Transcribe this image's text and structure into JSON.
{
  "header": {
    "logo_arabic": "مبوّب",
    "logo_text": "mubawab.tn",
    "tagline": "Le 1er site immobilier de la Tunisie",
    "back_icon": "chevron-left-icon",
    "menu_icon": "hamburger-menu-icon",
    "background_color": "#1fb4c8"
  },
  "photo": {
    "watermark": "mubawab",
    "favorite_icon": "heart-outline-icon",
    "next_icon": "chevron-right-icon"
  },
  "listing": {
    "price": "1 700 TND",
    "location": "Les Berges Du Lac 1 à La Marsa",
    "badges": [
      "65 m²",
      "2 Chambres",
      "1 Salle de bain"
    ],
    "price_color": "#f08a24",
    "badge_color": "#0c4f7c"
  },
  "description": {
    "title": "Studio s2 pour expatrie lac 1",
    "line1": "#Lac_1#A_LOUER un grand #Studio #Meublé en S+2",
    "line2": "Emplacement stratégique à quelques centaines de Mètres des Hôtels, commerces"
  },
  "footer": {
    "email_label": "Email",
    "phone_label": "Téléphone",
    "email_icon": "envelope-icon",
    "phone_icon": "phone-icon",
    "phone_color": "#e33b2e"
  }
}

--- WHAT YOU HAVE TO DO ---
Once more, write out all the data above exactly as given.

--- OUTPUT FOR THIS TASK ---
Transcribe this image's text and structure into JSON.
{
  "header": {
    "logo_arabic": "مبوّب",
    "logo_text": "mubawab.tn",
    "tagline": "Le 1er site immobilier de la Tunisie",
    "back_icon": "chevron-left-icon",
    "menu_icon": "hamburger-menu-icon",
    "background_color": "#1fb4c8"
  },
  "photo": {
    "watermark": "mubawab",
    "favorite_icon": "heart-outline-icon",
    "next_icon": "chevron-right-icon"
  },
  "listing": {
    "price": "1 700 TND",
    "location": "Les Berges Du Lac 1 à La Marsa",
    "badges": [
      "65 m²",
      "2 Chambres",
      "1 Salle de bain"
    ],
    "price_color": "#f08a24",
    "badge_color": "#0c4f7c"
  },
  "description": {
    "title": "Studio s2 pour expatrie lac 1",
    "line1": "#Lac_1#A_LOUER un grand #Studio #Meublé en S+2",
    "line2": "Emplacement stratégique à quelques centaines de Mètres des Hôtels, commerces"
  },
  "footer": {
    "email_label": "Email",
    "phone_label": "Téléphone",
    "email_icon": "envelope-icon",
    "phone_icon": "phone-icon",
    "phone_color": "#e33b2e"
  }
}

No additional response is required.